Abhayangam for destressing
In a world where machines are fast overtaking human functions, there is a place in the Capital where the traditions of the ancients lives on. Here, hands and human techniques count, the knowledge of the ancients has been harnessed in the architectural structure along with treatment with medicated oils and herbal medicines. This is Kairali, the ayurveda centre offering massages and medicines, in the by lanes of Chattarpur, near Qutub Minar, Delhi.
Offering relaxation and cure through traditional massages and ayruvedic medicine, the centre is a trip back to the India of yore. Constructed in manner so as to remain cool even during the hot, humid months of Delhi, Kairali is an education on how some things never transcend time.
With therapists trained in the traditional way, I was treated to the detoxifying and destressing abhayangam massage. This 45-minute therapy with hot medicated oils needs two therapists who work in perfect unison, their hands not missing the beat even once. Together they work on both sides of the body, up and down with long swift strokes. And then the back is turned.
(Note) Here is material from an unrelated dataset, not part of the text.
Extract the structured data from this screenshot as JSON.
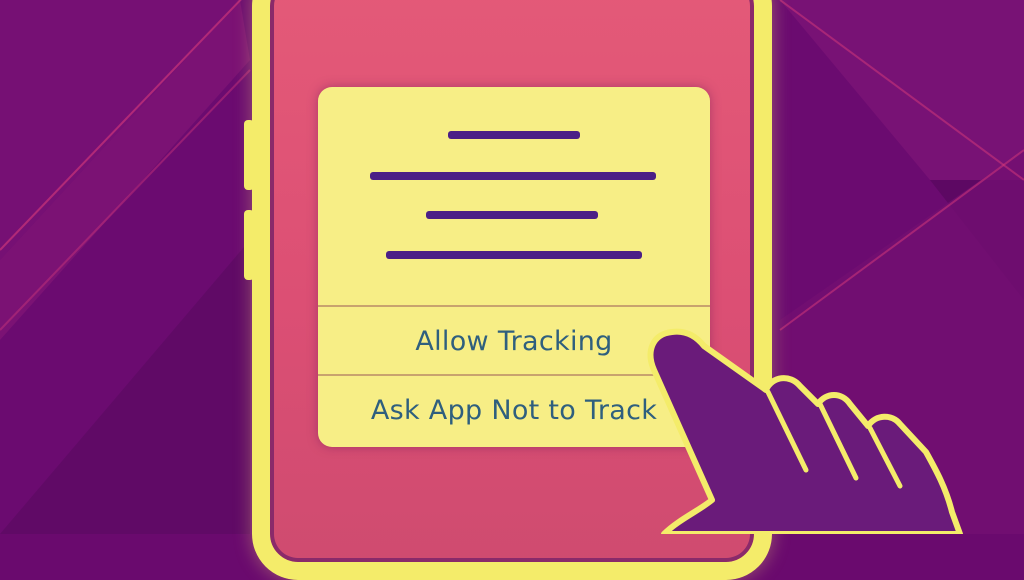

Head to toe, the duo, one speaks in Hindi and the other in English and the massage continues.
Men work on men and women on women. The table is solid traditional wood and there are no air conditioners as the body needs to function on room temperature. The rooms are constructed in a manner that you don’t feel the hot weather outside. The red and white building has the feel of a cozy home with a courtyard in the centre and rooms around it. The towels and cover cloth are all south Indian cottons, soft and light. Even the spa wear is traditional style.
Then its steam time and I sit in a wooden box as the two keep turning the knob for steam high and low, depending on what I am comfortable with. Five minutes over and wrapped in a check cotton cloth, I am off to the shower room.
The soap is a dry powder and I take handfuls in my hand to rub all over me. This was my first experiment with dry soap. There are no plastic bottle containers for the shampoo and soap; it’s all in metal bowls.
The ambience is old world Kerala, warm, friendly and respectful. Dressed and ready to step out of the room, one of the therapists comes running, putting some herbal powder on my forehead and throat to prevent catching a cold or get a headache going out with wet hair.
If anyone needs advice for medical problems, then there is a resident ayurvedic doctor and a medicine counter. Depending on the nature of problem, you could be suggested different kinds of massages. Some need more sittings while others work for single sitting.
I was detoxified and I know where to head next time the metro pace gets to me.
Established on Ayurveda research in 1989 by K.V. Ramesh and Gita Ramesh, Kairali has a diverse range of ayurvedic medicines. The health retreat, Ayurvedic Healing Village is among the best wellness centers in the world. Visit www.kairali.com